Let's talk about how to choose the best photos for your Virtual Staging so that you get the best results from the Virtual Staging or Virtual Renovation.
There are really two factors that play into what we would consider a "good photo." Number one, the quality of your photo and number two, the angle of the photo.
As far as quality goes, we're talking about really the resolution of your image. If you're not familiar with that, you could do a quick Google search and just find some good settings for whatever the camera is that you happen to be working with. You want to be sending us the highest quality image that you have available.
You do want to keep some other things in mind such as what might be in the photo that you might not be thinking of, such as open doors that need to be closed, making sure you have enough light coming into the room, and so forth. This all has to do with the quality of the photo.
The other consideration is the angle of the photo. There are definitely different cases where you might be working with one angle vs another, but in general if you have a straight-on shot that's available to you to use - when I say straight-on, I mean you're looking directly into the room - if you have a shot like this, that is always an excellent choice for Virtual Staging. Because having 3 walls in the photo which happens when you have a straight-on shot really anchors the furniture. What I mean by that is that it gives the furniture some context and it helps the person's eye cement that furniture in that room, so to speak. If you have this photo angle available or you're able to go out and take one with this angle, definitely consider that as an option.
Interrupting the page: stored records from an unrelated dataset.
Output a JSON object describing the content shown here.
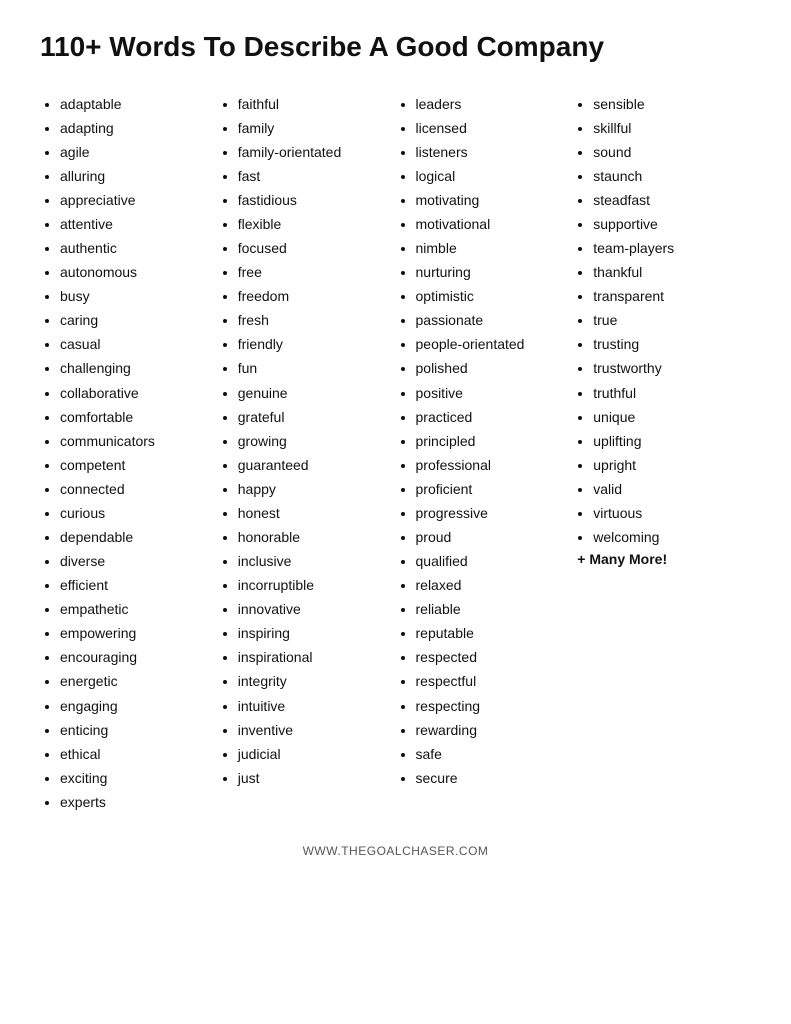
{
  "title": "110+ Words To Describe A Good Company",
  "footer": "WWW.THEGOALCHASER.COM",
  "columns": [
    {
      "id": "col1",
      "items": [
        "adaptable",
        "adapting",
        "agile",
        "alluring",
        "appreciative",
        "attentive",
        "authentic",
        "autonomous",
        "busy",
        "caring",
        "casual",
        "challenging",
        "collaborative",
        "comfortable",
        "communicators",
        "competent",
        "connected",
        "curious",
        "dependable",
        "diverse",
        "efficient",
        "empathetic",
        "empowering",
        "encouraging",
        "energetic",
        "engaging",
        "enticing",
        "ethical",
        "exciting",
        "experts"
      ]
    },
    {
      "id": "col2",
      "items": [
        "faithful",
        "family",
        "family-orientated",
        "fast",
        "fastidious",
        "flexible",
        "focused",
        "free",
        "freedom",
        "fresh",
        "friendly",
        "fun",
        "genuine",
        "grateful",
        "growing",
        "guaranteed",
        "happy",
        "honest",
        "honorable",
        "inclusive",
        "incorruptible",
        "innovative",
        "inspiring",
        "inspirational",
        "integrity",
        "intuitive",
        "inventive",
        "judicial",
        "just"
      ]
    },
    {
      "id": "col3",
      "items": [
        "leaders",
        "licensed",
        "listeners",
        "logical",
        "motivating",
        "motivational",
        "nimble",
        "nurturing",
        "optimistic",
        "passionate",
        "people-orientated",
        "polished",
        "positive",
        "practiced",
        "principled",
        "professional",
        "proficient",
        "progressive",
        "proud",
        "qualified",
        "relaxed",
        "reliable",
        "reputable",
        "respected",
        "respectful",
        "respecting",
        "rewarding",
        "safe",
        "secure"
      ]
    },
    {
      "id": "col4",
      "items": [
        "sensible",
        "skillful",
        "sound",
        "staunch",
        "steadfast",
        "supportive",
        " team-players",
        "thankful",
        "transparent",
        "true",
        "trusting",
        "trustworthy",
        "truthful",
        "unique",
        "uplifting",
        "upright",
        "valid",
        "virtuous",
        "welcoming"
      ],
      "extra": "+ Many More!"
    }
  ]
}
However, there are other times that you might not be able to use a straight-on angle. Maybe you have a rectangular room, or you're wanting to show the flow of one room to another room. Sometimes you might want to work with other angles as well. This isn't by any means saying "only use straight-on angles" - we certainly use other photo angles as well. It really depends on the room. What you want to be thinking about is, what do you want the buyer to know about that space?
For example, we had an agent recently that was virtually staging a lower level. It was an in-law-suite. It had a kitchen, a family room, a dining area, a living area. It kind of flowed from one to another kind of like a big Great Room. The agent had three photos of the same lower level (same room) from different angles, and it showed the flow of the space. She did one from the dining room looking to the living room, one from the living room looking into the kitchen, and so forth. Think in terms of angles that speak volumes about the flow of your space.
One other thing I want to mention about straight-on angles. (We do recommend using a professional photographer, because you will always get better Virtual Staging results if you have professional photos done. The photographers really know what they're doing as far as the composition of the photo.) But if you are for some reason taking the photo yourself, make sure that the line of the back wall is straight in your photo. Make sure your camera is positioned correctly so that that back wall is in a straight line. You want to try to show a little bit more of the floor than the ceiling in a straight-on shot. Keep the back wall centered in your camera frame, as much as possible.
These are some tips! We want your Virtual Staging results to come out as good as possible, so that's why we want to take the time to let you know some of the things - in our professional experience - that are really going to make your photos look stellar in the end Virtual Staging result that you're looking for.